Day 5 we set out for Langenlosheim, a small strip set on the Rhine flood plain.  The flying conditions were not good and so final approach the flexwing ahead of us appeared to be side slipping due to the turbulence.  We managed to get fuel after pushing the aircraft over a flood bank and most of us set off for Traben Trabach .  The turbulence in the Rhine and Mosel Valleys was the worst we have ever experienced and we were told to land uphill whatever the wind direction.  Landing with a 15-20 knot tailwind was definitely interesting.  Ian Harban in his flexwing sensibly stayed at Langenlosheim  for the night and became an item of curiosity for the locals, although they did transport him to a pizza restaurant for dinner.


Day 6 showed that the weather was definitely getting worse.  We all met up at Charleville which had a met suite that would not have disgraced Heathrow.  It showed bad weather moving up the channel.  We all thought that the radio traffic was quiet into Charleville and after landing found that they had changed frequency.  The only drawback  to Charleville is that you cannot pay cash for fuel, a bill has to be sent and paid from a euro account.


We all set off for Calais where we cleared customs and set off for home.  By now we were down to a Rans, 2 Skyrangers and a Quik, the others having gone their own way.  We crossed the Channel at 4000ft and then gradually let down to 700ft over Kent as we met the oncoming front.  Once over the Thames the weather  cleared and we had a lovely run back to Priory Farm over a very flat East Anglia.  The next day we had horizontal rain and the weather did not clear for several days.
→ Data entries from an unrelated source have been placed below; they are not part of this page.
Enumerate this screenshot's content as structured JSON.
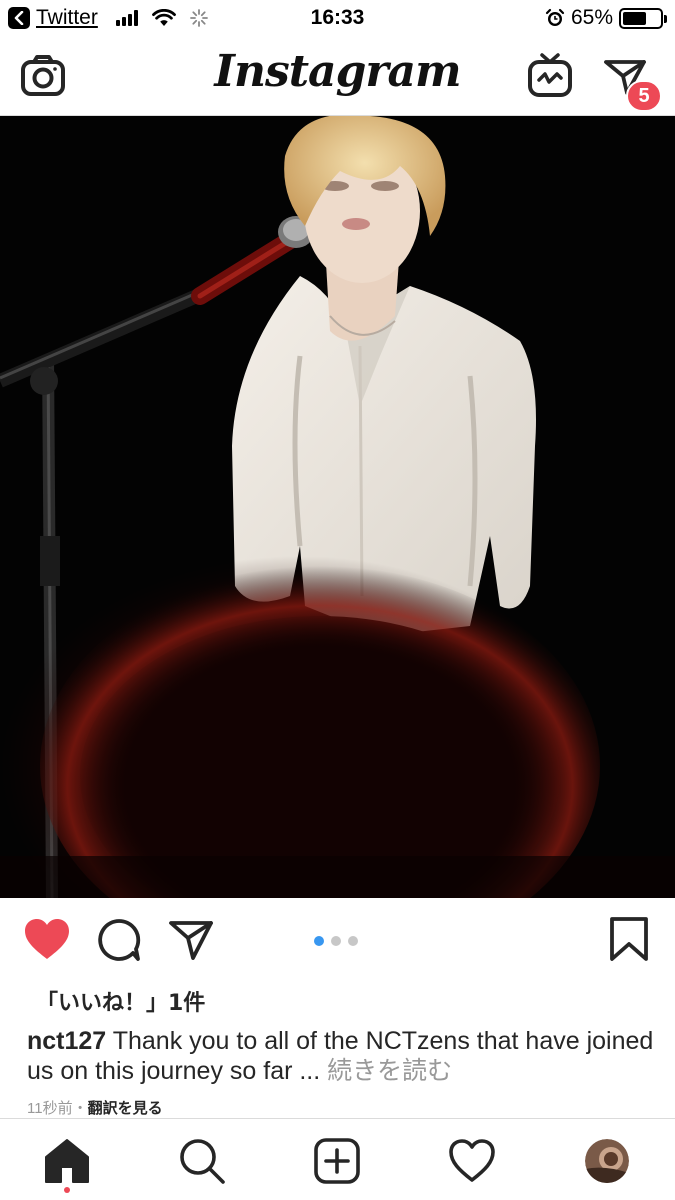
{
  "status_bar": {
    "back_app": "Twitter",
    "time": "16:33",
    "battery": "65%",
    "battery_level": 0.65
  },
  "header": {
    "logo": "Instagram",
    "direct_badge": "5"
  },
  "post": {
    "carousel": {
      "count": 3,
      "active_index": 0
    },
    "likes": "「いいね！」1件",
    "username": "nct127",
    "caption_text": "Thank you to all of the NCTzens that have joined us on this journey so far ...",
    "more_label": "続きを読む",
    "timestamp": "11秒前",
    "separator": "・",
    "translate_label": "翻訳を見る"
  },
  "colors": {
    "like_red": "#ed4956",
    "badge_red": "#ed4956",
    "dot_active": "#3897f0",
    "divider": "#dbdbdb",
    "muted_text": "#999999"
  },
  "icons": {
    "header": [
      "camera-icon",
      "igtv-icon",
      "direct-icon"
    ],
    "actions": [
      "heart-filled-icon",
      "comment-icon",
      "share-icon",
      "bookmark-icon"
    ],
    "nav": [
      "home-icon",
      "search-icon",
      "add-post-icon",
      "heart-outline-icon",
      "profile-avatar"
    ]
  }
}
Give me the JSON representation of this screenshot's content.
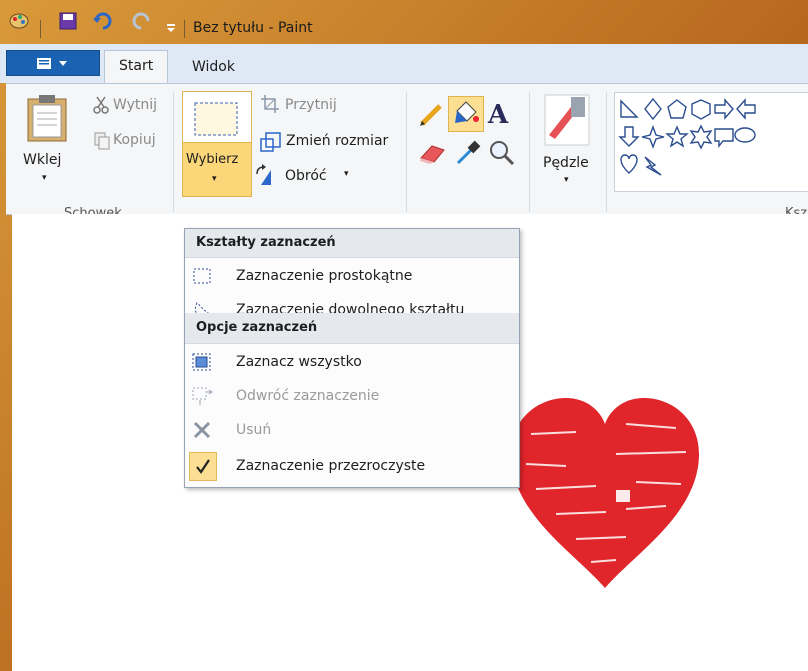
{
  "window": {
    "title": "Bez tytułu - Paint"
  },
  "tabs": [
    {
      "label": "Start"
    },
    {
      "label": "Widok"
    }
  ],
  "ribbon": {
    "clipboard": {
      "paste": "Wklej",
      "cut": "Wytnij",
      "copy": "Kopiuj",
      "group": "Schowek"
    },
    "image": {
      "select": "Wybierz",
      "crop": "Przytnij",
      "resize": "Zmień rozmiar",
      "rotate": "Obróć"
    },
    "brushes": {
      "label": "Pędzle"
    },
    "shapes": {
      "group": "Ksz"
    }
  },
  "menu": {
    "section1": "Kształty zaznaczeń",
    "rect_select": "Zaznaczenie prostokątne",
    "free_select": "Zaznaczenie dowolnego kształtu",
    "section2": "Opcje zaznaczeń",
    "select_all": "Zaznacz wszystko",
    "invert": "Odwróć zaznaczenie",
    "delete": "Usuń",
    "transparent": "Zaznaczenie przezroczyste"
  },
  "colors": {
    "accent": "#1b62b3",
    "highlight": "#fbd77a",
    "heart": "#e0252b"
  },
  "icons": [
    "paint-app-icon",
    "save-icon",
    "undo-icon",
    "redo-icon",
    "customize-icon",
    "clipboard-icon",
    "scissors-icon",
    "copy-icon",
    "select-icon",
    "crop-icon",
    "resize-icon",
    "rotate-icon",
    "pencil-icon",
    "fill-icon",
    "text-icon",
    "eraser-icon",
    "color-picker-icon",
    "magnifier-icon",
    "brush-icon",
    "checkmark-icon",
    "delete-icon"
  ]
}
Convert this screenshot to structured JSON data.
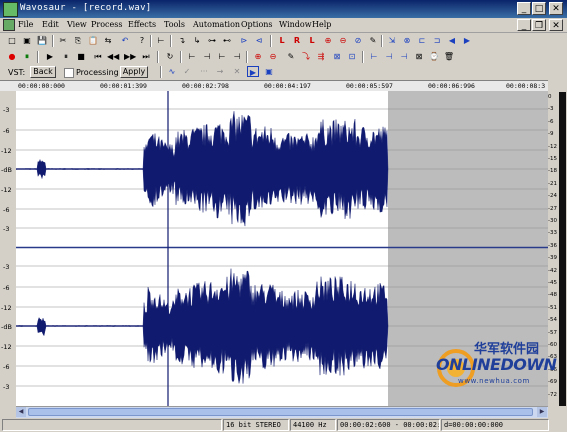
{
  "window": {
    "title": "Wavosaur - [record.wav]",
    "min_label": "_",
    "max_label": "□",
    "close_label": "✕"
  },
  "menu": [
    "File",
    "Edit",
    "View",
    "Process",
    "Effects",
    "Tools",
    "Automation",
    "Options",
    "Window",
    "Help"
  ],
  "doc_controls": {
    "min_label": "_",
    "restore_label": "❐",
    "close_label": "✕"
  },
  "toolbar1": [
    "□",
    "▣",
    "💾",
    "✂",
    "⎘",
    "📋",
    "⇆",
    "↶",
    "?",
    "⊢",
    "↴",
    "↳",
    "⊶",
    "⊷",
    "⊳",
    "⊲",
    "L",
    "R",
    "L",
    "⊕",
    "⊖",
    "⊘",
    "✎",
    "⇲",
    "⊗",
    "⊏",
    "⊐",
    "◇",
    "⊡",
    "◆",
    "◀",
    "▶"
  ],
  "toolbar2": [
    "●",
    "⏸",
    "▶",
    "⏸",
    "■",
    "⏮",
    "◀◀",
    "▶▶",
    "⏭",
    "↻",
    "⊢",
    "⊣",
    "⊢",
    "⊣",
    "⊕",
    "⊖",
    "✎",
    "⤵",
    "⇶",
    "⊠",
    "⊡",
    "⊢",
    "⊣",
    "⊣",
    "⊠",
    "⌚",
    "🗑"
  ],
  "vst": {
    "label": "VST:",
    "back_label": "Back",
    "processing_label": "Processing",
    "apply_label": "Apply"
  },
  "timeline": [
    "00:00:00:000",
    "00:00:01:399",
    "00:00:02:798",
    "00:00:04:197",
    "00:00:05:597",
    "00:00:06:996",
    "00:00:08:3"
  ],
  "left_axis": [
    "-3",
    "-6",
    "-12",
    "-dB",
    "-12",
    "-6",
    "-3",
    "-3",
    "-6",
    "-12",
    "-dB",
    "-12",
    "-6",
    "-3"
  ],
  "right_axis": [
    "0",
    "-3",
    "-6",
    "-9",
    "-12",
    "-15",
    "-18",
    "-21",
    "-24",
    "-27",
    "-30",
    "-33",
    "-36",
    "-39",
    "-42",
    "-45",
    "-48",
    "-51",
    "-54",
    "-57",
    "-60",
    "-63",
    "-66",
    "-69",
    "-72"
  ],
  "status": {
    "format": "16 bit STEREO",
    "rate": "44100 Hz",
    "position": "00:00:02:600 - 00:00:02:f",
    "duration": "d=00:00:00:000",
    "empty": ""
  },
  "watermark": {
    "top": "华军软件园",
    "brand": "ONLINEDOWN",
    "url": "www.newhua.com"
  },
  "colors": {
    "wave": "#101a6e",
    "selection": "#bcbcbc",
    "title_start": "#0a246a",
    "title_end": "#3a6ea5"
  }
}
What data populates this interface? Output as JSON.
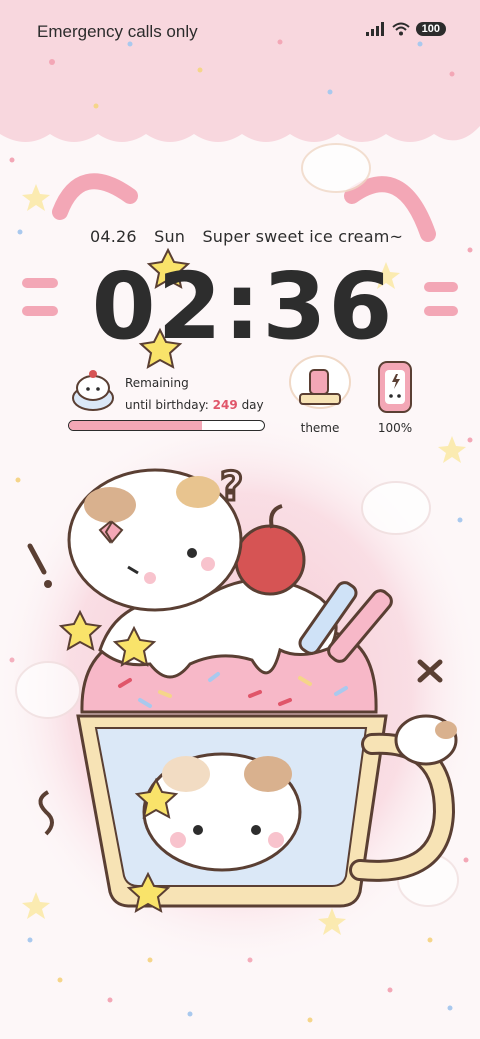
{
  "status_bar": {
    "carrier_text": "Emergency calls only",
    "battery_level": "100"
  },
  "lockscreen": {
    "date": "04.26",
    "weekday": "Sun",
    "theme_title": "Super sweet ice cream~",
    "time": "02:36"
  },
  "birthday_widget": {
    "line1": "Remaining",
    "line2_prefix": "until birthday:",
    "days": "249",
    "unit": "day",
    "progress_fraction": 0.68
  },
  "theme_widget": {
    "label": "theme"
  },
  "battery_widget": {
    "label": "100%"
  },
  "colors": {
    "pink_band": "#f8d7de",
    "pink_glow": "#f6c5d0",
    "text_dark": "#2d2d2d",
    "accent_red": "#e0566a",
    "cream": "#f7e3b5",
    "cup_blue": "#dbe8f7"
  },
  "icons": [
    "signal-icon",
    "wifi-icon",
    "battery-icon",
    "gift-cake-icon",
    "theme-cat-icon",
    "phone-cat-icon",
    "star-icon",
    "question-mark-icon",
    "exclamation-icon"
  ]
}
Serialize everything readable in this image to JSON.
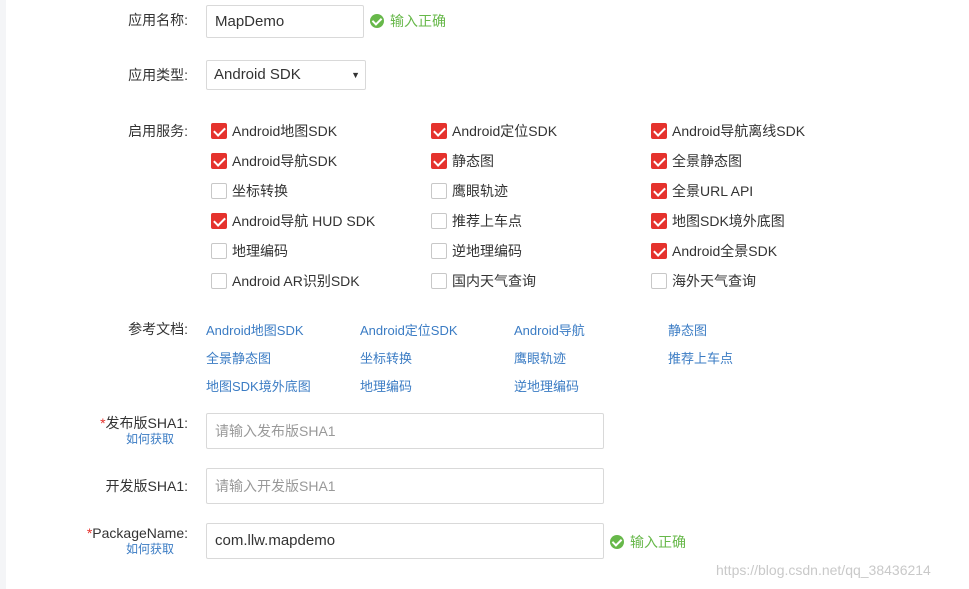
{
  "app_name": {
    "label": "应用名称:",
    "value": "MapDemo",
    "valid_text": "输入正确"
  },
  "app_type": {
    "label": "应用类型:",
    "value": "Android SDK"
  },
  "services": {
    "label": "启用服务:",
    "items": [
      {
        "label": "Android地图SDK",
        "checked": true
      },
      {
        "label": "Android定位SDK",
        "checked": true
      },
      {
        "label": "Android导航离线SDK",
        "checked": true
      },
      {
        "label": "Android导航SDK",
        "checked": true
      },
      {
        "label": "静态图",
        "checked": true
      },
      {
        "label": "全景静态图",
        "checked": true
      },
      {
        "label": "坐标转换",
        "checked": false
      },
      {
        "label": "鹰眼轨迹",
        "checked": false
      },
      {
        "label": "全景URL API",
        "checked": true
      },
      {
        "label": "Android导航 HUD SDK",
        "checked": true
      },
      {
        "label": "推荐上车点",
        "checked": false
      },
      {
        "label": "地图SDK境外底图",
        "checked": true
      },
      {
        "label": "地理编码",
        "checked": false
      },
      {
        "label": "逆地理编码",
        "checked": false
      },
      {
        "label": "Android全景SDK",
        "checked": true
      },
      {
        "label": "Android AR识别SDK",
        "checked": false
      },
      {
        "label": "国内天气查询",
        "checked": false
      },
      {
        "label": "海外天气查询",
        "checked": false
      }
    ]
  },
  "docs": {
    "label": "参考文档:",
    "links": [
      "Android地图SDK",
      "Android定位SDK",
      "Android导航",
      "静态图",
      "全景静态图",
      "坐标转换",
      "鹰眼轨迹",
      "推荐上车点",
      "地图SDK境外底图",
      "地理编码",
      "逆地理编码"
    ]
  },
  "release_sha1": {
    "required_mark": "*",
    "label": "发布版SHA1:",
    "howto": "如何获取",
    "placeholder": "请输入发布版SHA1"
  },
  "dev_sha1": {
    "label": "开发版SHA1:",
    "placeholder": "请输入开发版SHA1"
  },
  "package_name": {
    "required_mark": "*",
    "label": "PackageName:",
    "howto": "如何获取",
    "value": "com.llw.mapdemo",
    "valid_text": "输入正确"
  },
  "watermark": "https://blog.csdn.net/qq_38436214",
  "colors": {
    "checkbox_checked": "#e5322d",
    "valid_green": "#67b84a",
    "link_blue": "#3b7cc4"
  }
}
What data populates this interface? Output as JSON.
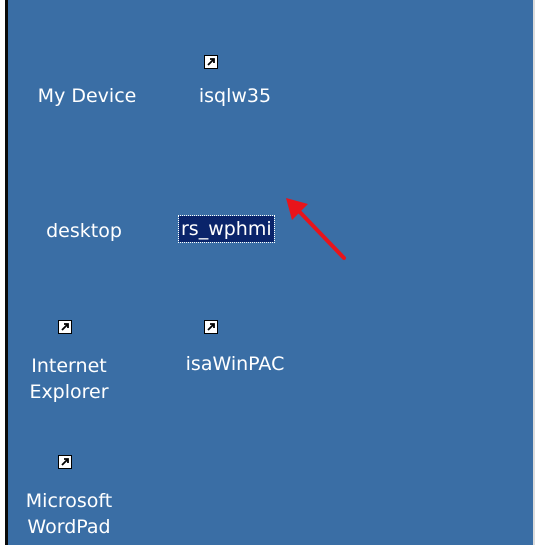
{
  "desktop": {
    "background_color": "#3A6EA5",
    "selection_color": "#0a246a",
    "icons": [
      {
        "label": "My Device",
        "icon": "handheld-device-icon",
        "shortcut": false,
        "selected": false
      },
      {
        "label": "isqlw35",
        "icon": "sql-query-icon",
        "shortcut": true,
        "selected": false
      },
      {
        "label": "desktop",
        "icon": "document-icon",
        "shortcut": false,
        "selected": false
      },
      {
        "label": "rs_wphmi",
        "icon": "application-window-icon",
        "shortcut": false,
        "selected": true
      },
      {
        "label_line1": "Internet",
        "label_line2": "Explorer",
        "icon": "internet-explorer-icon",
        "shortcut": true,
        "selected": false
      },
      {
        "label": "isaWinPAC",
        "icon": "isawinpac-icon",
        "shortcut": true,
        "selected": false
      },
      {
        "label_line1": "Microsoft",
        "label_line2": "WordPad",
        "icon": "wordpad-icon",
        "shortcut": true,
        "selected": false
      }
    ]
  },
  "annotation": {
    "arrow_color": "#e8141b"
  }
}
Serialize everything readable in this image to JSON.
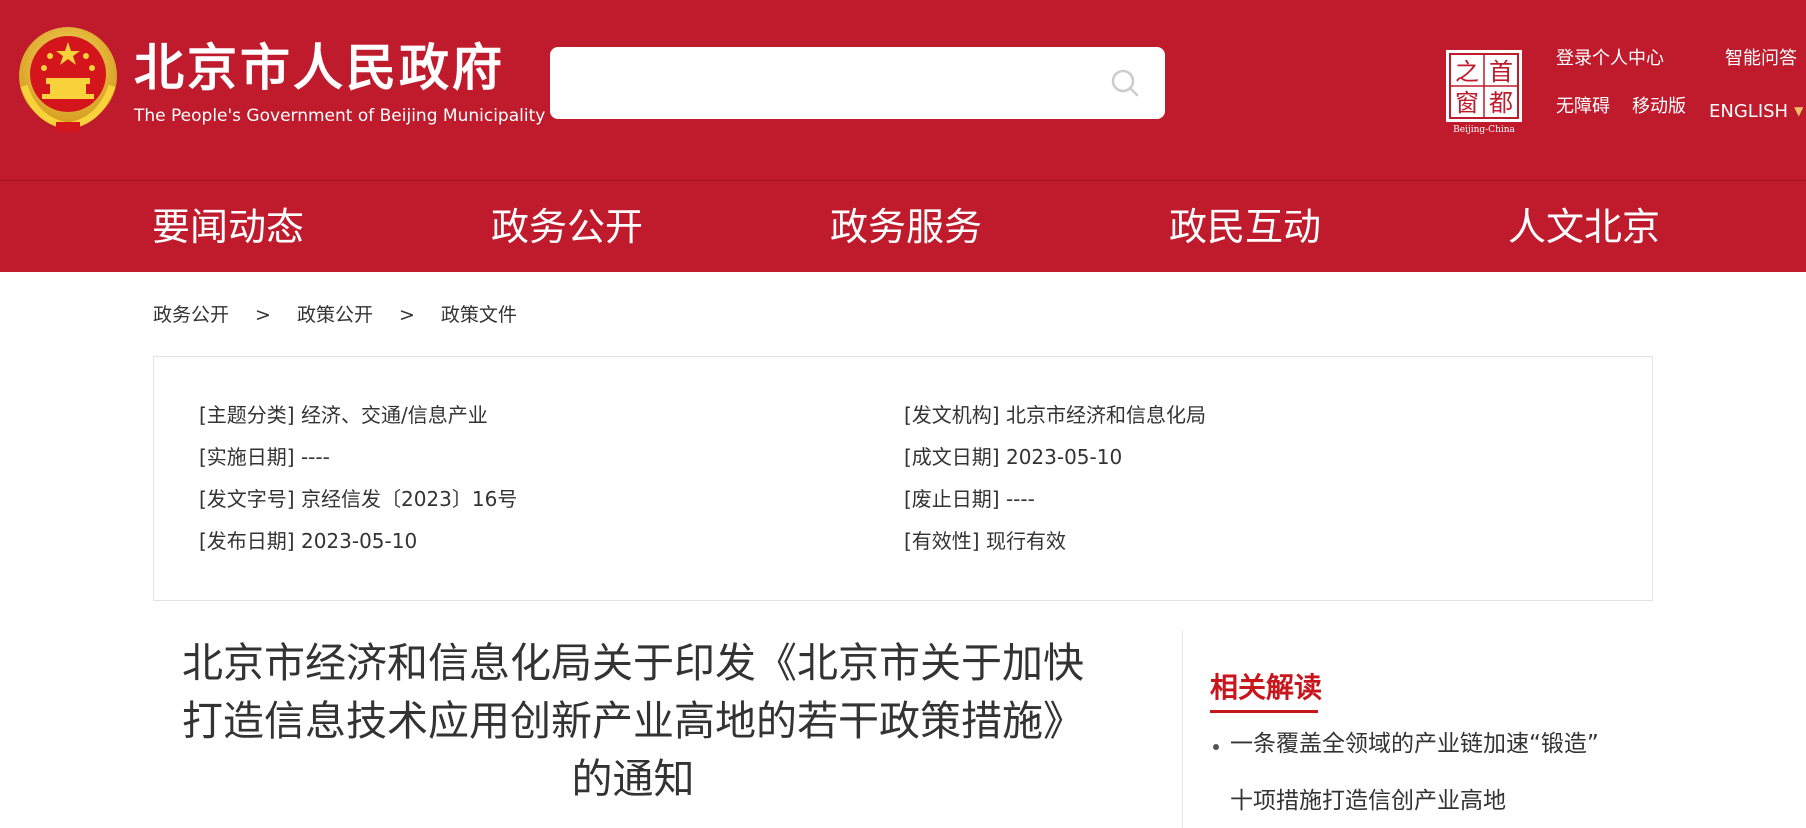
{
  "header": {
    "site_title": "北京市人民政府",
    "site_subtitle": "The People's Government of Beijing Municipality",
    "search": {
      "value": "",
      "placeholder": ""
    },
    "capital_logo": {
      "chars": [
        "首",
        "之",
        "都",
        "窗"
      ],
      "caption": "Beijing-China"
    },
    "links": {
      "login": "登录个人中心",
      "smart_qa": "智能问答",
      "accessibility": "无障碍",
      "mobile": "移动版",
      "english": "ENGLISH",
      "english_arrow": "▼"
    }
  },
  "nav": {
    "items": [
      {
        "label": "要闻动态"
      },
      {
        "label": "政务公开"
      },
      {
        "label": "政务服务"
      },
      {
        "label": "政民互动"
      },
      {
        "label": "人文北京"
      }
    ]
  },
  "breadcrumb": {
    "items": [
      "政务公开",
      "政策公开",
      "政策文件"
    ],
    "separator": ">"
  },
  "meta": {
    "topic": {
      "label": "[主题分类]",
      "value": "经济、交通/信息产业"
    },
    "issuer": {
      "label": "[发文机构]",
      "value": "北京市经济和信息化局"
    },
    "effective_date": {
      "label": "[实施日期]",
      "value": "----"
    },
    "written_date": {
      "label": "[成文日期]",
      "value": "2023-05-10"
    },
    "doc_number": {
      "label": "[发文字号]",
      "value": "京经信发〔2023〕16号"
    },
    "expiry_date": {
      "label": "[废止日期]",
      "value": "----"
    },
    "publish_date": {
      "label": "[发布日期]",
      "value": "2023-05-10"
    },
    "validity": {
      "label": "[有效性]",
      "value": "现行有效"
    }
  },
  "article": {
    "title_line1": "北京市经济和信息化局关于印发《北京市关于加快",
    "title_line2": "打造信息技术应用创新产业高地的若干政策措施》",
    "title_line3": "的通知"
  },
  "related": {
    "heading": "相关解读",
    "items": [
      {
        "line1": "一条覆盖全领域的产业链加速“锻造”",
        "line2": "十项措施打造信创产业高地"
      }
    ]
  },
  "colors": {
    "brand_red": "#bf1b2c",
    "accent_red": "#c8161d",
    "emblem_gold": "#f2c230"
  }
}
Total flying time was 26.20, 1725 statute miles and 10 new airfields, all in 6 days.